Website and app data records
::::
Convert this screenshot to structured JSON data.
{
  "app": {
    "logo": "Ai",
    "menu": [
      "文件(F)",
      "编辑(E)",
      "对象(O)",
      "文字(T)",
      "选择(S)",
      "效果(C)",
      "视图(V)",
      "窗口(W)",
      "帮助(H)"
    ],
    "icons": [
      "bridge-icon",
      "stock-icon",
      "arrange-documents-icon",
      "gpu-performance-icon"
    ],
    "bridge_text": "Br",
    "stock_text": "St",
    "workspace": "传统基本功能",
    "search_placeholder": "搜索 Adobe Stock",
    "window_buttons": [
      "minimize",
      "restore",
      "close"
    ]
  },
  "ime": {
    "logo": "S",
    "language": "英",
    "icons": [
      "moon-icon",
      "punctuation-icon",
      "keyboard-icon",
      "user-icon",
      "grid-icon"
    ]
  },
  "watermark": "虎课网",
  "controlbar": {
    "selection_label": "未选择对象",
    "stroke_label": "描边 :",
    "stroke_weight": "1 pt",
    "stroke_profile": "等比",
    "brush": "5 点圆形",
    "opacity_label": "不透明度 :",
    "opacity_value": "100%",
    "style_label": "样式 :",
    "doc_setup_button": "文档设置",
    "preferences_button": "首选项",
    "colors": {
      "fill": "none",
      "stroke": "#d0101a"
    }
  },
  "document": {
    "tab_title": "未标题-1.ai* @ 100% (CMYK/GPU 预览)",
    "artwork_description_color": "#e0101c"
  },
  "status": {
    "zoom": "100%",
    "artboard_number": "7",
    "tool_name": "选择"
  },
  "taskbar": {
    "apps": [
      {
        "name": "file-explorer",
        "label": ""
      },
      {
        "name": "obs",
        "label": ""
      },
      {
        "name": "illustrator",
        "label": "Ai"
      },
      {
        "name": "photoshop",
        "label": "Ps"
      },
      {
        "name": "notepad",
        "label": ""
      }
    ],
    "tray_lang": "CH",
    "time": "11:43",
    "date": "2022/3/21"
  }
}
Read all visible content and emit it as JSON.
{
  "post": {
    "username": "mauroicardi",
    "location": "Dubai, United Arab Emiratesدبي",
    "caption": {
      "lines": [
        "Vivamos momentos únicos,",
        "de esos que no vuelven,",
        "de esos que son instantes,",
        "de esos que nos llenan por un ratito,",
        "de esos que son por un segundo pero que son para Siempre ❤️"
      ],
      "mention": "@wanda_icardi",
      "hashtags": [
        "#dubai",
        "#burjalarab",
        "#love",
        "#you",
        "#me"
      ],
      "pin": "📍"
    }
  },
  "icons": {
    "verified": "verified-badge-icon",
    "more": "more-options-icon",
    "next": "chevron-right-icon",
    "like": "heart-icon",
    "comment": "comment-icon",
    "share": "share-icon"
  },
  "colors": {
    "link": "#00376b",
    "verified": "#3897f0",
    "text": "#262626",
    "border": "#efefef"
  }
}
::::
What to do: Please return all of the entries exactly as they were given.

Solution to this exercise:
Convert this screenshot to structured JSON data.
{
  "app": {
    "logo": "Ai",
    "menu": [
      "文件(F)",
      "编辑(E)",
      "对象(O)",
      "文字(T)",
      "选择(S)",
      "效果(C)",
      "视图(V)",
      "窗口(W)",
      "帮助(H)"
    ],
    "icons": [
      "bridge-icon",
      "stock-icon",
      "arrange-documents-icon",
      "gpu-performance-icon"
    ],
    "bridge_text": "Br",
    "stock_text": "St",
    "workspace": "传统基本功能",
    "search_placeholder": "搜索 Adobe Stock",
    "window_buttons": [
      "minimize",
      "restore",
      "close"
    ]
  },
  "ime": {
    "logo": "S",
    "language": "英",
    "icons": [
      "moon-icon",
      "punctuation-icon",
      "keyboard-icon",
      "user-icon",
      "grid-icon"
    ]
  },
  "watermark": "虎课网",
  "controlbar": {
    "selection_label": "未选择对象",
    "stroke_label": "描边 :",
    "stroke_weight": "1 pt",
    "stroke_profile": "等比",
    "brush": "5 点圆形",
    "opacity_label": "不透明度 :",
    "opacity_value": "100%",
    "style_label": "样式 :",
    "doc_setup_button": "文档设置",
    "preferences_button": "首选项",
    "colors": {
      "fill": "none",
      "stroke": "#d0101a"
    }
  },
  "document": {
    "tab_title": "未标题-1.ai* @ 100% (CMYK/GPU 预览)",
    "artwork_description_color": "#e0101c"
  },
  "status": {
    "zoom": "100%",
    "artboard_number": "7",
    "tool_name": "选择"
  },
  "taskbar": {
    "apps": [
      {
        "name": "file-explorer",
        "label": ""
      },
      {
        "name": "obs",
        "label": ""
      },
      {
        "name": "illustrator",
        "label": "Ai"
      },
      {
        "name": "photoshop",
        "label": "Ps"
      },
      {
        "name": "notepad",
        "label": ""
      }
    ],
    "tray_lang": "CH",
    "time": "11:43",
    "date": "2022/3/21"
  }
}
Read all visible content and emit it as JSON.
{
  "post": {
    "username": "mauroicardi",
    "location": "Dubai, United Arab Emiratesدبي",
    "caption": {
      "lines": [
        "Vivamos momentos únicos,",
        "de esos que no vuelven,",
        "de esos que son instantes,",
        "de esos que nos llenan por un ratito,",
        "de esos que son por un segundo pero que son para Siempre ❤️"
      ],
      "mention": "@wanda_icardi",
      "hashtags": [
        "#dubai",
        "#burjalarab",
        "#love",
        "#you",
        "#me"
      ],
      "pin": "📍"
    }
  },
  "icons": {
    "verified": "verified-badge-icon",
    "more": "more-options-icon",
    "next": "chevron-right-icon",
    "like": "heart-icon",
    "comment": "comment-icon",
    "share": "share-icon"
  },
  "colors": {
    "link": "#00376b",
    "verified": "#3897f0",
    "text": "#262626",
    "border": "#efefef"
  }
}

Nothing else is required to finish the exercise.